* Work instruction
Find the word "Selecione" in the data, then copy each line where it is found.

* Information given
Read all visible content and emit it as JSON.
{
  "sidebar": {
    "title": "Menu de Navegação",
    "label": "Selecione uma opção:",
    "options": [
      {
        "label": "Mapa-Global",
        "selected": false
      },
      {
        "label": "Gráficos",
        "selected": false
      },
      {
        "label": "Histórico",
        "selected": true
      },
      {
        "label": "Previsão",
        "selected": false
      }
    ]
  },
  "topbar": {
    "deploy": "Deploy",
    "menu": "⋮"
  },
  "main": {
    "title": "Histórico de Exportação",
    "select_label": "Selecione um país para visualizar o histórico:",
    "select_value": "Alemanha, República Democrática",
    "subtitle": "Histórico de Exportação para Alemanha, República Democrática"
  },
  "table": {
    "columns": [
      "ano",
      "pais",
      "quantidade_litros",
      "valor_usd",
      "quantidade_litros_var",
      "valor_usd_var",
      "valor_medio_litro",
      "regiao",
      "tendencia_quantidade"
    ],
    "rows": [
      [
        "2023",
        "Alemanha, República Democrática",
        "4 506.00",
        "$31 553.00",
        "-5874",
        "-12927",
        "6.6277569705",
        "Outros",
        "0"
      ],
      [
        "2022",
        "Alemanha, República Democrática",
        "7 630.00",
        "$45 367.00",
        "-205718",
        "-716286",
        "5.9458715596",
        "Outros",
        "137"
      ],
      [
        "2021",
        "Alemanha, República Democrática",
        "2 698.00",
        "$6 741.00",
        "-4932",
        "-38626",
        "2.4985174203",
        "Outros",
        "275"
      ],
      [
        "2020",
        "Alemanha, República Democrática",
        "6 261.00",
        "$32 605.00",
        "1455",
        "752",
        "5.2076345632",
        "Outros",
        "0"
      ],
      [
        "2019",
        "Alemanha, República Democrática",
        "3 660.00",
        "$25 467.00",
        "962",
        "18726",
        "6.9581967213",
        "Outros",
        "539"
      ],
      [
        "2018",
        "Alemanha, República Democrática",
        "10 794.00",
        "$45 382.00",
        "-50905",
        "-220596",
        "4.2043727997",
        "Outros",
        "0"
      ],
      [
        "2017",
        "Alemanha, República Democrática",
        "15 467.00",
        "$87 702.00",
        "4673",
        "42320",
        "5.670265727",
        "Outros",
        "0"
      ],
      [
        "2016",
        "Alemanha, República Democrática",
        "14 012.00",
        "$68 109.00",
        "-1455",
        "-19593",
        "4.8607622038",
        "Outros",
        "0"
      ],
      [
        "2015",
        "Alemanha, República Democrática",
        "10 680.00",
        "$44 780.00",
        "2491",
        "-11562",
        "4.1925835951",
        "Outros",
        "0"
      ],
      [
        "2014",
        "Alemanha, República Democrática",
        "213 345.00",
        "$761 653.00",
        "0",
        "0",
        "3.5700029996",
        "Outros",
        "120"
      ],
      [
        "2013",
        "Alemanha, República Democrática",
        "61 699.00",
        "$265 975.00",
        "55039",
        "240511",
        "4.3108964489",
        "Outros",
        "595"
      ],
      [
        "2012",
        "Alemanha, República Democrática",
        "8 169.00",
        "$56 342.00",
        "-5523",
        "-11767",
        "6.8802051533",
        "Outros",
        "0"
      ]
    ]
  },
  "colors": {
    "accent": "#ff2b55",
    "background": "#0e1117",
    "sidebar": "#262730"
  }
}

* Solved problem
    "label": "Selecione uma opção:",
    "select_label": "Selecione um país para visualizar o histórico:",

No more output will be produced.